EXERCISE DATA:
== Segment start ==
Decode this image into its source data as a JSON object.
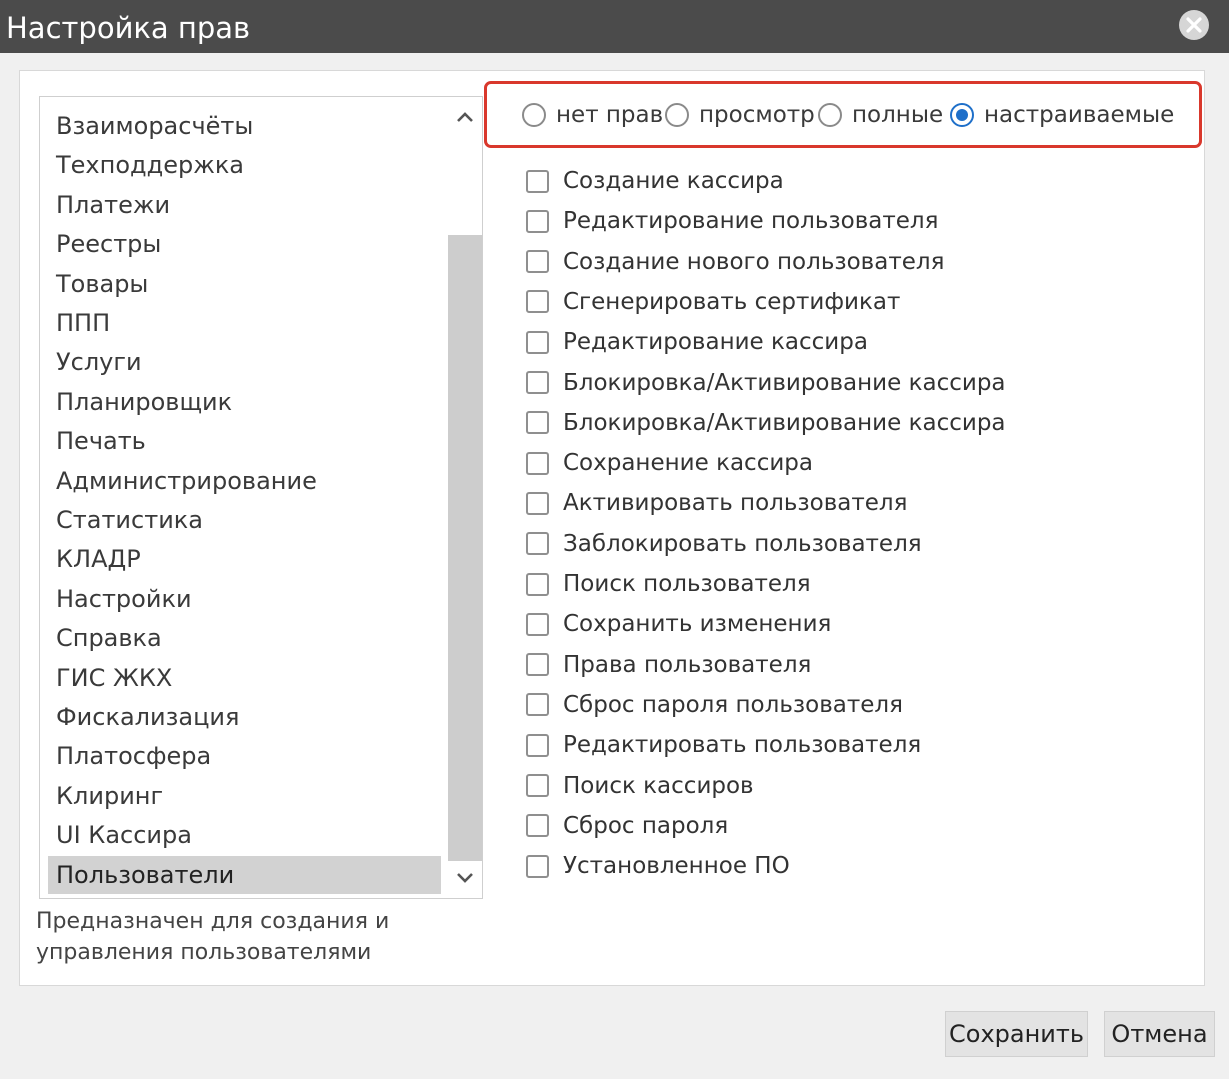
{
  "dialog": {
    "title": "Настройка прав",
    "close_icon": "close-icon"
  },
  "sections": {
    "items": [
      "Взаиморасчёты",
      "Техподдержка",
      "Платежи",
      "Реестры",
      "Товары",
      "ППП",
      "Услуги",
      "Планировщик",
      "Печать",
      "Администрирование",
      "Статистика",
      "КЛАДР",
      "Настройки",
      "Справка",
      "ГИС ЖКХ",
      "Фискализация",
      "Платосфера",
      "Клиринг",
      "UI Кассира",
      "Пользователи"
    ],
    "selected": "Пользователи",
    "description": "Предназначен для создания и управления пользователями"
  },
  "access_level": {
    "options": [
      "нет прав",
      "просмотр",
      "полные",
      "настраиваемые"
    ],
    "selected": "настраиваемые",
    "highlight_color": "#d9382c",
    "accent_color": "#1e6fc9"
  },
  "permissions": [
    {
      "label": "Создание кассира",
      "checked": false
    },
    {
      "label": "Редактирование пользователя",
      "checked": false
    },
    {
      "label": "Создание нового пользователя",
      "checked": false
    },
    {
      "label": "Сгенерировать сертификат",
      "checked": false
    },
    {
      "label": "Редактирование кассира",
      "checked": false
    },
    {
      "label": "Блокировка/Активирование кассира",
      "checked": false
    },
    {
      "label": "Блокировка/Активирование кассира",
      "checked": false
    },
    {
      "label": "Сохранение кассира",
      "checked": false
    },
    {
      "label": "Активировать пользователя",
      "checked": false
    },
    {
      "label": "Заблокировать пользователя",
      "checked": false
    },
    {
      "label": "Поиск пользователя",
      "checked": false
    },
    {
      "label": "Сохранить изменения",
      "checked": false
    },
    {
      "label": "Права пользователя",
      "checked": false
    },
    {
      "label": "Сброс пароля пользователя",
      "checked": false
    },
    {
      "label": "Редактировать пользователя",
      "checked": false
    },
    {
      "label": "Поиск кассиров",
      "checked": false
    },
    {
      "label": "Сброс пароля",
      "checked": false
    },
    {
      "label": "Установленное ПО",
      "checked": false
    }
  ],
  "footer": {
    "save_label": "Сохранить",
    "cancel_label": "Отмена"
  }
}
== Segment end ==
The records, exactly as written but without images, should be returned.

SOLUTION FOR THIS EXERCISE:
Decode this image into its source data as a JSON object.
{
  "dialog": {
    "title": "Настройка прав",
    "close_icon": "close-icon"
  },
  "sections": {
    "items": [
      "Взаиморасчёты",
      "Техподдержка",
      "Платежи",
      "Реестры",
      "Товары",
      "ППП",
      "Услуги",
      "Планировщик",
      "Печать",
      "Администрирование",
      "Статистика",
      "КЛАДР",
      "Настройки",
      "Справка",
      "ГИС ЖКХ",
      "Фискализация",
      "Платосфера",
      "Клиринг",
      "UI Кассира",
      "Пользователи"
    ],
    "selected": "Пользователи",
    "description": "Предназначен для создания и управления пользователями"
  },
  "access_level": {
    "options": [
      "нет прав",
      "просмотр",
      "полные",
      "настраиваемые"
    ],
    "selected": "настраиваемые",
    "highlight_color": "#d9382c",
    "accent_color": "#1e6fc9"
  },
  "permissions": [
    {
      "label": "Создание кассира",
      "checked": false
    },
    {
      "label": "Редактирование пользователя",
      "checked": false
    },
    {
      "label": "Создание нового пользователя",
      "checked": false
    },
    {
      "label": "Сгенерировать сертификат",
      "checked": false
    },
    {
      "label": "Редактирование кассира",
      "checked": false
    },
    {
      "label": "Блокировка/Активирование кассира",
      "checked": false
    },
    {
      "label": "Блокировка/Активирование кассира",
      "checked": false
    },
    {
      "label": "Сохранение кассира",
      "checked": false
    },
    {
      "label": "Активировать пользователя",
      "checked": false
    },
    {
      "label": "Заблокировать пользователя",
      "checked": false
    },
    {
      "label": "Поиск пользователя",
      "checked": false
    },
    {
      "label": "Сохранить изменения",
      "checked": false
    },
    {
      "label": "Права пользователя",
      "checked": false
    },
    {
      "label": "Сброс пароля пользователя",
      "checked": false
    },
    {
      "label": "Редактировать пользователя",
      "checked": false
    },
    {
      "label": "Поиск кассиров",
      "checked": false
    },
    {
      "label": "Сброс пароля",
      "checked": false
    },
    {
      "label": "Установленное ПО",
      "checked": false
    }
  ],
  "footer": {
    "save_label": "Сохранить",
    "cancel_label": "Отмена"
  }
}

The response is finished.